CV surgery 4
In a departure from our usual CV advice, this month Laurence Reymann of YPI Crew is broaching the subject of cover letters when applying for positions on superyachts.
These days the need for cover letters has decreased as most of the time candidates register with recruitment consultancies via databases that do not require the traditional cover letter approach; all candidates have to do is fill in forms and tick appropriate boxes. The cover letter is, however, not dead and can be useful at a different level. If a candidate is interested in a specific job presented by a recruitment consultant, the candidate may choose to write a cover letter to the attention of the captain or owner (if the candidate is a captain), which the recruitment consultant could send along with the CV.
The cover letter is a “sales document” and must contain the following elements:
As a candidate you will express your interest for the position and in a few sentences explain why you are suitable for the job. This is no time for vague comments, be factual, be precise, eg; “My in-depth knowledge of South East Asian cruising grounds from X to Y makes me the ideal candidate to join your yacht based in Thailand.” Develop on the cruising ground and local knowledge.
Skills and knowledge
Develop on skills and knowledge you bring to the table, eg; “As I have supervised the construction of two yachts in X shipyard I am ideally suited to follow the construction of your yacht.”
Sell, sell, sell…
Pick no more than three examples that clearly illustrate why you are the best candidate for that particular job and then ask for an interview.
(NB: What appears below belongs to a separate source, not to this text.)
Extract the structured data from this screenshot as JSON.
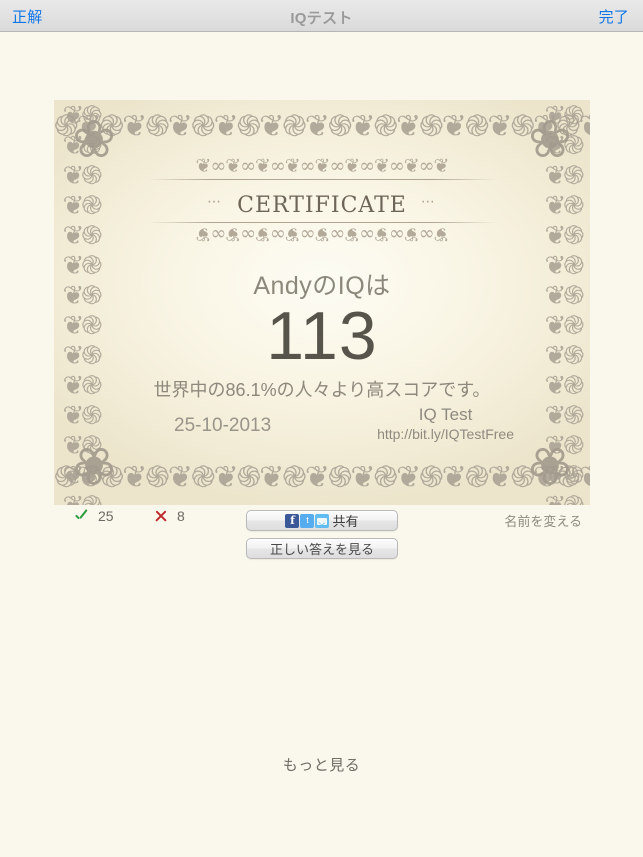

A common error would be to elaborate on what you are looking for, but this is not the time. The person who will read the letter needs to be reassured that you are the best candidate for THEM. This is not what they can do for you; it’s what you can do for THEM.
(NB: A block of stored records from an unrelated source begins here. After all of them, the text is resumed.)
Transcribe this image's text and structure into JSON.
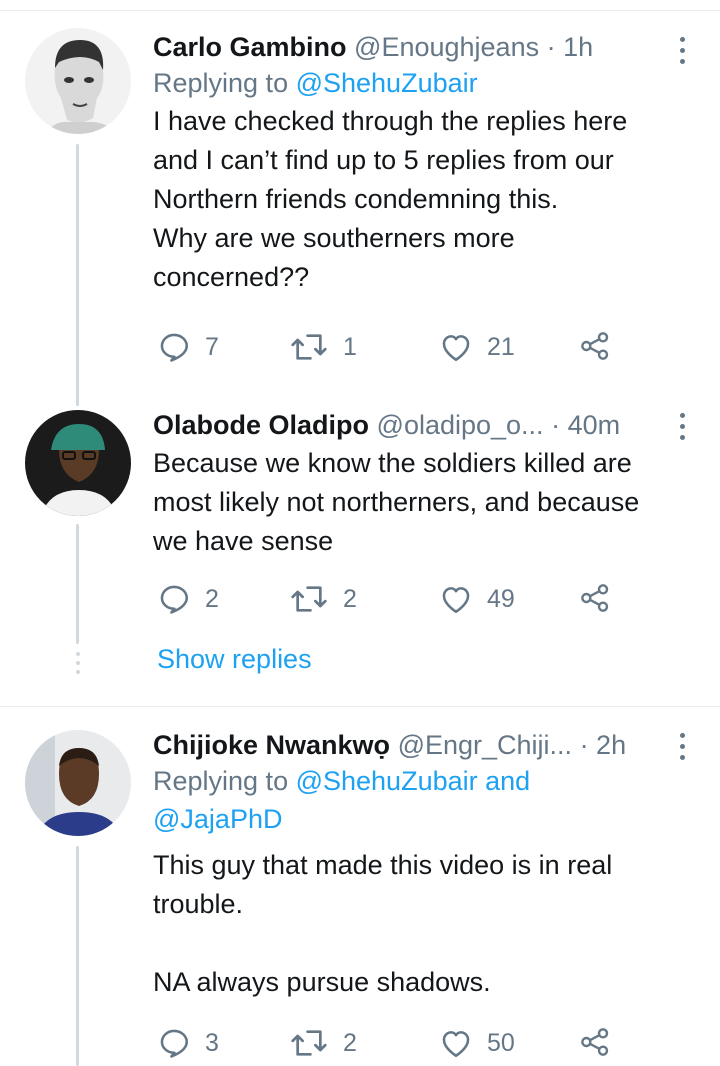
{
  "tweets": [
    {
      "name": "Carlo Gambino",
      "handle": "@Enoughjeans",
      "time": "· 1h",
      "replying_prefix": "Replying to ",
      "replying_to": "@ShehuZubair",
      "text": "I have checked through the replies here\nand I can’t find up to 5 replies from our\nNorthern friends condemning this.\nWhy are we southerners more\nconcerned??",
      "replies": "7",
      "retweets": "1",
      "likes": "21",
      "avatar_icon": "avatar-photo"
    },
    {
      "name": "Olabode Oladipo",
      "handle": "@oladipo_o...",
      "time": "· 40m",
      "text": "Because we know the soldiers killed  are\nmost likely not northerners, and because\nwe have sense",
      "replies": "2",
      "retweets": "2",
      "likes": "49",
      "avatar_icon": "avatar-photo"
    },
    {
      "name": "Chijioke Nwankwọ",
      "handle": "@Engr_Chiji...",
      "time": "· 2h",
      "replying_prefix": "Replying to ",
      "replying_to": "@ShehuZubair and\n@JajaPhD",
      "text": "This guy that made this video is in real\ntrouble.\n\nNA always pursue shadows.",
      "replies": "3",
      "retweets": "2",
      "likes": "50",
      "avatar_icon": "avatar-photo"
    }
  ],
  "show_replies": "Show replies",
  "icons": {
    "reply": "reply-icon",
    "retweet": "retweet-icon",
    "like": "like-icon",
    "share": "share-icon",
    "more": "more-vertical-icon"
  },
  "colors": {
    "link": "#1da1f2",
    "secondary": "#657786",
    "text": "#14171a",
    "thread_line": "#cfd9de"
  }
}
The cover should not be too long, nobody reads long letters, be clear, be concise, and know yourself and what you have to offer!